BUTCHER: What do you see as the greatest uncertainties at the moment and going forward?
COLBY: I see two. One is refundings and the other is tax reform, which was at the heart of the market’s move in November and December.
Whether some type of tax reform can take place in the next 90 or 100 days is certainly open to question. The potential for a change in corporate and individual tax rates is a big wild card. And if interest rates remain relatively stable in the current low-rate environment, there could be plenty of refundings — which would add to muni supply — even if the Fed raises the Fed funds rate in March or May by 25 or 50 basis points. This creates some balance between inflows and the supply-demand equation and augurs well for muni performance through the first half of the year.
The above graph shows the total issuance of municipal bonds (XMPT) over the last two decades. As you can see, municipal bond issuance has been rising over the last few years. More refundings would cause the supply to rise further. But as we mentioned in the previous part of this series, demand for municipal bonds, especially from foreign investors, is likely to put a floor on municipal bond prices.
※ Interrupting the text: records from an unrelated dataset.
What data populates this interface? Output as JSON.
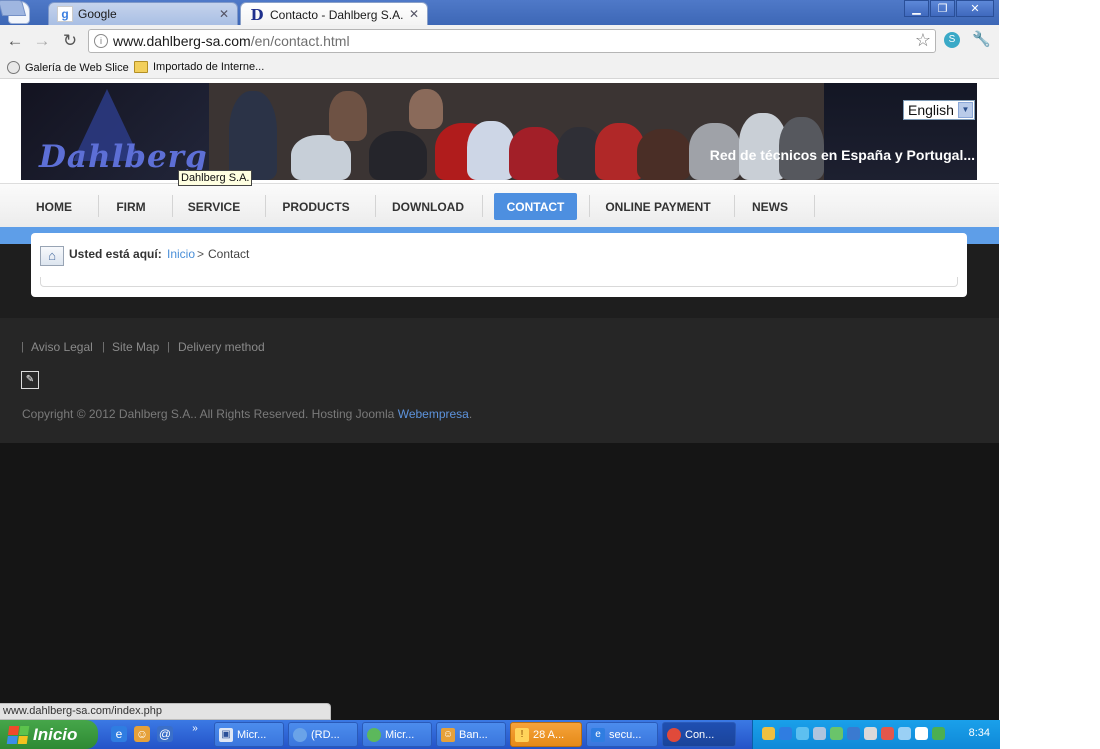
{
  "browser": {
    "tabs": [
      {
        "title": "Google",
        "favicon": "google-icon",
        "active": false
      },
      {
        "title": "Contacto - Dahlberg S.A.",
        "favicon": "dahlberg-d-icon",
        "active": true
      }
    ],
    "address": {
      "host": "www.dahlberg-sa.com",
      "path": "/en/contact.html"
    },
    "bookmarks": [
      {
        "label": "Galería de Web Slice",
        "icon": "web-slice-icon"
      },
      {
        "label": "Importado de Interne...",
        "icon": "folder-icon"
      }
    ],
    "status_url": "www.dahlberg-sa.com/index.php"
  },
  "site": {
    "logo_text": "Dahlberg",
    "tagline": "Red de técnicos en España y Portugal...",
    "language": "English",
    "logo_tooltip": "Dahlberg S.A.",
    "nav": [
      "HOME",
      "FIRM",
      "SERVICE",
      "PRODUCTS",
      "DOWNLOAD",
      "CONTACT",
      "ONLINE PAYMENT",
      "NEWS"
    ],
    "active_nav": "CONTACT",
    "breadcrumb": {
      "label": "Usted está aquí:",
      "link": "Inicio",
      "separator": ">",
      "current": "Contact"
    },
    "footer": {
      "links": [
        "Aviso Legal",
        "Site Map",
        "Delivery method"
      ],
      "copyright_prefix": "Copyright © 2012 Dahlberg S.A.. All Rights Reserved. Hosting Joomla",
      "copyright_link": "Webempresa",
      "copyright_suffix": "."
    }
  },
  "taskbar": {
    "start_label": "Inicio",
    "tasks": [
      "Micr...",
      "(RD...",
      "Micr...",
      "Ban...",
      "28 A...",
      "secu...",
      "Con..."
    ],
    "clock": "8:34"
  },
  "colors": {
    "accent": "#4d8fe0",
    "blue_bar": "#5e9ee8",
    "link": "#4a8fd8",
    "footer_link": "#5d93dc"
  }
}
As interest rates begin to rise, bond investors look to diversify their portfolios to mitigate the interest rate risk. The above graph compares the returns on Treasuries and municipal bonds in past periods of rate hikes. While Treasuries (IEF) underperformed when rates rose, AAA-rated and BBB-rated municipal bonds saw solid returns.
During those same periods, BBB-rated municipal bonds outperformed AAA-rated municipal bonds. That’s because rates usually rise when the economy is improving. Better economic conditions lead to better revenues for companies with lower credit quality. So lower-rated municipal bonds could be an option to consider as rates rise. While high-yield corporate bonds (HYG) also perform well when rates rise, their valuations seem slightly rich after last year’s outperformance.